© Mahmoud Khaled

Mahmoud Khaled

In unserer Serie #photography2050 entwerfen Kurator*innen, Künstler*innen und Autor*innen ihre persönliche Zukunftsvision der Fotografie: Wir schreiben das Jahr 2050 – wie relevant wird das Medium Fotografie dann noch sein? Wie sieht das Foto der Zukunft aus? VON MAGNUS PÖLCHER

8. Januar 2019


»On October 1st I was flying from Paris to Barcelona, and I luckily managed to get a window seat on an early afternoon flight where I was able to enjoy the spectacular compositions of the white clouds with bits and pieces of the blue Mediterranean underneath it. Scenes like that are normally very seductive for me to constantly turn on my phone and capture many photos without thinking much about why am I taking this amount of pictures of generic scenes from the plane, but this time I witnessed the hands of the fellow passenger sitting on the window seat in front of me turning the camera of her/his phone on to capture images and videos of the view we (unintentionally) share together from our window seats. At this moment I realized that photography is not a medium for me anymore, it became now an act, a social and technological behavior, performative and transformative.

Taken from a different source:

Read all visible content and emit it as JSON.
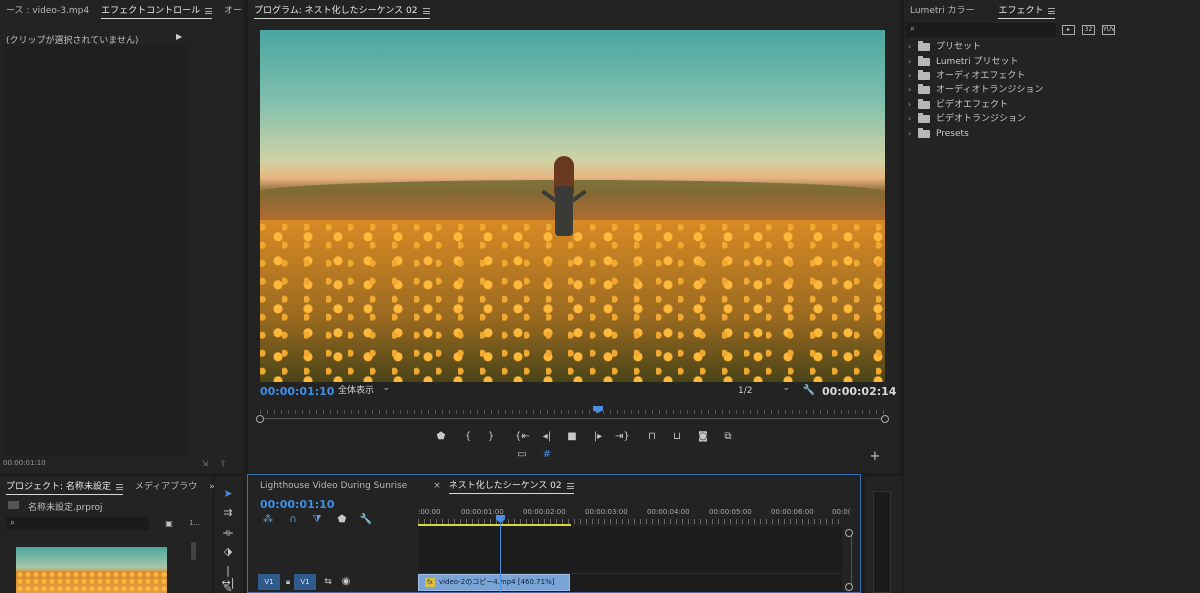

We take images because we feel the urge of using the technological pieces we all have in our pockets, and we feel the urge of doing the act of photographing whatever happening around us. So now the composition that consists of the hands and the phone of my fellow passenger with the image of the clouds on the screen, a few moments before being captured became more interesting for me than whatever composition I will try to take from that window next to me by my phone.

I think in the future, photography will fade out into a super immaterial and normalized act that is as important as breathing and seeing, and this will happen as fast as technology will allow it to happen in 2050, and based on what we have in our pockets now, we know that the radical future is coming very soon.«

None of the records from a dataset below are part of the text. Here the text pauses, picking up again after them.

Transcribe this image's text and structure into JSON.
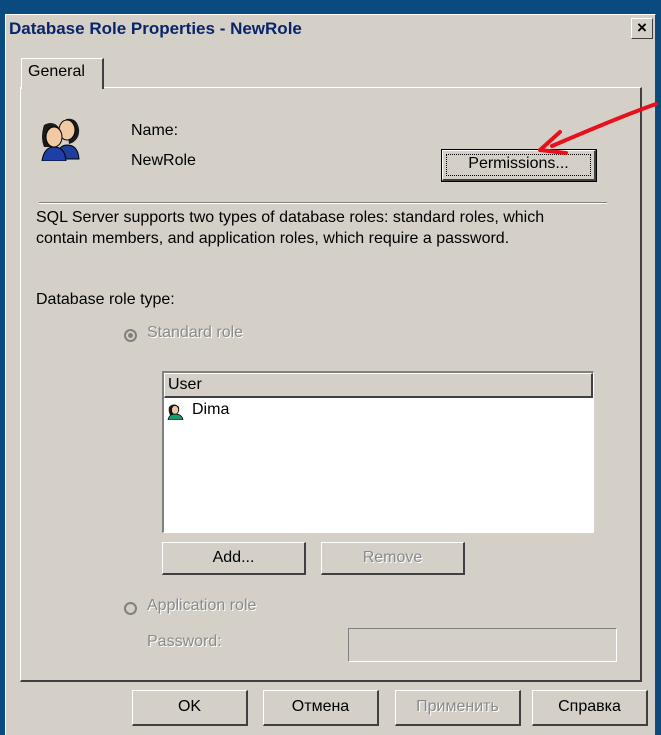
{
  "window": {
    "title": "Database Role Properties - NewRole",
    "close_glyph": "×"
  },
  "tabs": [
    {
      "label": "General"
    }
  ],
  "general": {
    "name_label": "Name:",
    "name_value": "NewRole",
    "permissions_button": "Permissions...",
    "description": [
      "SQL Server supports two types of database roles: standard roles, which",
      "contain members, and application roles, which require a password."
    ],
    "role_type_label": "Database role type:",
    "standard_role_label": "Standard role",
    "standard_role_selected": true,
    "members_table": {
      "header": "User",
      "rows": [
        {
          "icon": "user-icon",
          "name": "Dima"
        }
      ]
    },
    "add_button": "Add...",
    "remove_button": "Remove",
    "application_role_label": "Application role",
    "password_label": "Password:",
    "password_value": ""
  },
  "footer": {
    "ok_button": "OK",
    "cancel_button": "Отмена",
    "apply_button": "Применить",
    "help_button": "Справка"
  },
  "annotation": {
    "type": "red-arrow",
    "color": "#e8101a"
  },
  "colors": {
    "desktop": "#0b4a7e",
    "dialog_face": "#d4d0c8",
    "title_text": "#0a246a",
    "disabled_text": "#8a8a8a"
  }
}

Mahmoud Khaled (b. 1982) studierte Bildende Kunst an der Alexandria University in Ägypten und an der Trondheim University in Norwegen. Sein Werk umfasst Video, Fotografie, Skulptur, Installation, Sound und Text. Seine Arbeiten wurden in zahlreichen internationalen Einzel- und Gruppenausstellungen gezeigt.